Here's an overview of bipolar forceps and how they work:
Structure: Bipolar forceps typically consist of two tips that are electrically conductive. These tips are usually made of stainless steel and are insulated from each other, except at the very tips. The handles of the forceps are non-conductive and provide a means for the surgeon to grip and control the instrument during the procedure.
Mechanism: Unlike monopolar electrosurgery, where current passes through the patient's body to an external electrode, bipolar electrosurgery only requires the current to flow between the two tips of the forceps. The electrical circuit is completed locally at the tips of the forceps, minimizing the risk of electrical current passing through unintended areas of the patient's body.
Working Principle: When the surgeon activates the bipolar electrosurgical unit, an electric current passes through the tissue held between the forceps' tips. The current generates heat, which effectively cuts or coagulates the tissue, depending on the mode selected on the electrosurgical unit. The ability to coagulate tissue helps control bleeding during the procedure.
Advantages: Bipolar electrosurgery has several advantages over traditional monopolar electrosurgery. Since the current is confined to the tips of the forceps, there is less risk of electrical damage to surrounding tissues. This makes it particularly suitable for delicate surgeries and procedures in sensitive areas like the brain, eyes, and certain areas of the head and neck. Additionally, it eliminates the need for a grounding pad, reducing the risk of burns and complications.

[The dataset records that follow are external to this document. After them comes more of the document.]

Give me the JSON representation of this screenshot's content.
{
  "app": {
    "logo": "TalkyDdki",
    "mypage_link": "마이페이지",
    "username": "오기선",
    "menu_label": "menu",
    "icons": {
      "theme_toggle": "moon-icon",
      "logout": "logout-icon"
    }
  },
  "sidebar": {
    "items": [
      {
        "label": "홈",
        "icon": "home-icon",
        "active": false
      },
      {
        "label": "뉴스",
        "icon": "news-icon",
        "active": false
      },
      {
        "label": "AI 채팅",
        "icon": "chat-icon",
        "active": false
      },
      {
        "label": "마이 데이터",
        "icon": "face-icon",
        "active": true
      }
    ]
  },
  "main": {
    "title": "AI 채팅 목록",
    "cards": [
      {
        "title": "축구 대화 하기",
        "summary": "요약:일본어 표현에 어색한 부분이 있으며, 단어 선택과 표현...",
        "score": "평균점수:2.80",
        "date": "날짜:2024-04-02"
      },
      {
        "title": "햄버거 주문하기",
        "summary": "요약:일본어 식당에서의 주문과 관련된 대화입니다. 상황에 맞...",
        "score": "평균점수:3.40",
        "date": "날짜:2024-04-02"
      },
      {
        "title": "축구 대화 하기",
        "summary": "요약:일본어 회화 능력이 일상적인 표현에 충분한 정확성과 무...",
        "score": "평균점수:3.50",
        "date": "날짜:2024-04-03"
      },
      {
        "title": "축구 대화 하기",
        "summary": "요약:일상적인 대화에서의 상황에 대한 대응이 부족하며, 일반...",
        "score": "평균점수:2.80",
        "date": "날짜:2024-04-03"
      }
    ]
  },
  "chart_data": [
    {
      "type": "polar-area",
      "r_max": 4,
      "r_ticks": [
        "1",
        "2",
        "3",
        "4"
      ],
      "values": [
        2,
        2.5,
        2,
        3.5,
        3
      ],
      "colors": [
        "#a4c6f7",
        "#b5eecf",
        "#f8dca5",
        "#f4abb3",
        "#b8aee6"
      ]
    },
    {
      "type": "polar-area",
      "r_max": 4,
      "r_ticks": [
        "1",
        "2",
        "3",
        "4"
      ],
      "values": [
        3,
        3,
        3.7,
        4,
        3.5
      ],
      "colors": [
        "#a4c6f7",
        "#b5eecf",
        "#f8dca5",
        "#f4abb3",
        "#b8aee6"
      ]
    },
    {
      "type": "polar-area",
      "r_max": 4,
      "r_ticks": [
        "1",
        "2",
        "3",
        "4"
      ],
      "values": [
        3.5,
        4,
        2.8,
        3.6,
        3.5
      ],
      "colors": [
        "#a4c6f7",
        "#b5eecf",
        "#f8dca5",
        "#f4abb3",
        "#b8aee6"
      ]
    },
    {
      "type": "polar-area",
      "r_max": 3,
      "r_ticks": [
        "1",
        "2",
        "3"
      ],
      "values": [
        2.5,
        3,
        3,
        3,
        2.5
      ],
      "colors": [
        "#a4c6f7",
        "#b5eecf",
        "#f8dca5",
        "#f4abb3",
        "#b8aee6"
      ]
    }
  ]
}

Common Applications: Bipolar forceps find application in various surgical specialties, including but not limited to general surgery, neurosurgery, ophthalmology, ENT (Ear, Nose, and Throat), and plastic surgery. They are often used for tasks like cutting blood vessels, coagulating tissue, and precise dissection.